Indeed, from the international mania of the New York Post's Page Six, to increasing circulation of celebrity-driven publications like People, US, OK, and In Style, to the cult star status of gossip reporters like Entertainment Tonight's Mary Hart and the New York Daily News' Rush & Malloy, there is no question that all-things-celebrity have captured -- and are keeping -- our attention like never before.
But what drives our endless fascination with celebrity worship? And more importantly, can its enticing seduction ever be harmful to our health?
The answer, it seems, depends a lot on who is doing the worshipping -- and the reasons why.

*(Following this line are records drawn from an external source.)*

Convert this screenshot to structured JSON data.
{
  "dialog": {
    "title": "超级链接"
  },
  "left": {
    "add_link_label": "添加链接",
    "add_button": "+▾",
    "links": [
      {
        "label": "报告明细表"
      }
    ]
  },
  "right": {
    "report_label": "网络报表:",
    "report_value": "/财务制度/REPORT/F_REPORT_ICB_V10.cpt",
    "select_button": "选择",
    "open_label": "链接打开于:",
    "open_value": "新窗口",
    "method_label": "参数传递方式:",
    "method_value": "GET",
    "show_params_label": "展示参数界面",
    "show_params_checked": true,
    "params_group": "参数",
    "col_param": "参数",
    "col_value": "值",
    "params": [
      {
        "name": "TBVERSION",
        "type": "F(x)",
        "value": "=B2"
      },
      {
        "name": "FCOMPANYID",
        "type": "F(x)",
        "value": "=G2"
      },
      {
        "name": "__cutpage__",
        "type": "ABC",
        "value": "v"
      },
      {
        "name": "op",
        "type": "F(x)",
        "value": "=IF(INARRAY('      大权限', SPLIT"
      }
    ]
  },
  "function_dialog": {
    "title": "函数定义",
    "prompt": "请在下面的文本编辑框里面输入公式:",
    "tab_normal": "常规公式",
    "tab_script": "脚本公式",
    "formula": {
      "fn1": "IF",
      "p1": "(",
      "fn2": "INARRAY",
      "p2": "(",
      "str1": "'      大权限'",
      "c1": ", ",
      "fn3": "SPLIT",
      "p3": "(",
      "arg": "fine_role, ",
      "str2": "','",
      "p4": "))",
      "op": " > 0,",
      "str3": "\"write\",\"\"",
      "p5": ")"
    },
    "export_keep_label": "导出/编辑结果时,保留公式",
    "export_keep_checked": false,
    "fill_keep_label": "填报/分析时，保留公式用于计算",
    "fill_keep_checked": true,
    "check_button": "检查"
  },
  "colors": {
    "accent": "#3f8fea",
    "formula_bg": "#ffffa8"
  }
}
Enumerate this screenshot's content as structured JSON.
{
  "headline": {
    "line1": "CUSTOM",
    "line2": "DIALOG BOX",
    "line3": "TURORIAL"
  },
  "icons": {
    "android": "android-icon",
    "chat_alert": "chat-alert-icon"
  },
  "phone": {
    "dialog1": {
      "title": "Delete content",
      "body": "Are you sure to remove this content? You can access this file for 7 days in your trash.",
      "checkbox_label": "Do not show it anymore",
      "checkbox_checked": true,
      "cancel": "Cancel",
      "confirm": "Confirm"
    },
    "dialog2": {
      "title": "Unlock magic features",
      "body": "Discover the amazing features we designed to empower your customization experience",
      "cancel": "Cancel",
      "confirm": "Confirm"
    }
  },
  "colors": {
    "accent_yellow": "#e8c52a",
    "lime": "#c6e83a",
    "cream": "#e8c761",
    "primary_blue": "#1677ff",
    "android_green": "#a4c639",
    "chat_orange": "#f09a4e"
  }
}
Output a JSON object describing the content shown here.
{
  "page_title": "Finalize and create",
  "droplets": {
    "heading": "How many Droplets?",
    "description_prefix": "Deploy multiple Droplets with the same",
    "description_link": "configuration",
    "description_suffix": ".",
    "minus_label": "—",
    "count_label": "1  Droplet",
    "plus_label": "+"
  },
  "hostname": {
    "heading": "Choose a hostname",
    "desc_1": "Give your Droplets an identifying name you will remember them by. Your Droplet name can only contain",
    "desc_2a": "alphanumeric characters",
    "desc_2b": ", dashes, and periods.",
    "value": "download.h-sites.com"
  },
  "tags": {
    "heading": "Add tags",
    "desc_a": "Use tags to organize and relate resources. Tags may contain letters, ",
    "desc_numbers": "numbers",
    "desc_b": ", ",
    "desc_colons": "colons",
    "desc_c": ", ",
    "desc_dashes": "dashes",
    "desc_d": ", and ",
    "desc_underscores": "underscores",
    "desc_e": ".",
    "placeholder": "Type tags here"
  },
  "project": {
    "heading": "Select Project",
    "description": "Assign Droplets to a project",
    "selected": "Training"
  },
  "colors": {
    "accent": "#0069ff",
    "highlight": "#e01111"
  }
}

"Like most things there's a dimensional approach here; there are some people who are fascinated by celebrities lives, but also involved in meaningful activities and relationships in their own lives, and for these people star watching is usually a harmless diversion," says Eric Hollander, MD, professor of psychiatry and director of the Compulsive, Impulsive and Anxiety Disorders program at Mt. Sinai School of Medicine in New York City.
For others, however, things don't go quite that way.
Hollander says there are an increasing number of us for whom the fascination with celebrities is a substitution for real life -- with the focus on a celebrity replacing the focus that should be on our own lives. And that, he says, is the point at which some folks begin to get into trouble.
Depression, anxiety, and a decrease in self-esteem are just some of the documented problems that can result when we take the focus off our own lives and instead focus all our energy on the life of a celebrity.